THE USES AND LIMITATIONS OF NUCLEAR DETERRENCE IN ASIA,
RAND CORP SANTA MONICA CALIF
Pagination or Media Count:

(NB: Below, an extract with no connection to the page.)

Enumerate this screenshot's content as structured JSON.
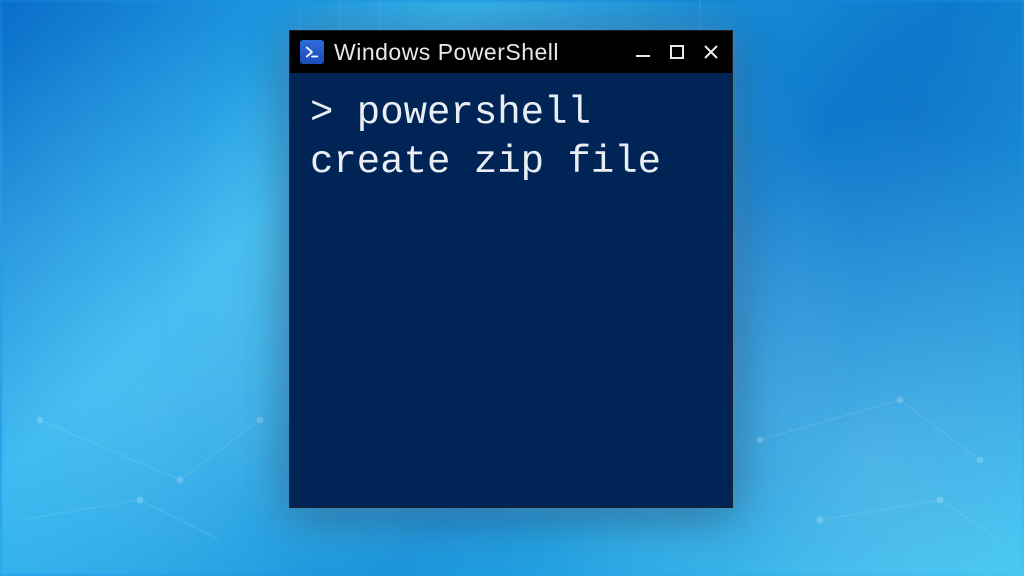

The basic question of the threshold of stimulus, provocation, or violence, at which a U. S. nuclear response becomes sufficiently credible to be an effective deterrent is examined. Clearly, the threshold question conceals a number of complex issues, in Asia no less than in Europe. Would the use of nuclear weapons be militarily effective. Are there tactical targets within the objective area that can be more effectively destroyed with nuclear weapons than with other means, without inflicting more significant damage on friend than foe. If not, then is geographic escalation with nuclear weapons against targets outside the tactical area likely to be more effective than conventional weapons in relieving the military threat. Is there a risk that use of nuclear weapons will involve the Soviet Union in further escalation moves., etc. Are the political costs of using nuclear weapons likely to be too great in relation to military effectiveness to make their use credible. Can these political costs be reduced, or are they likely to be offset by the political costs of failing to make a stand. Implicitly, or explicitly, these questions are answered in sharply different ways by the two contrasting views of deterrence.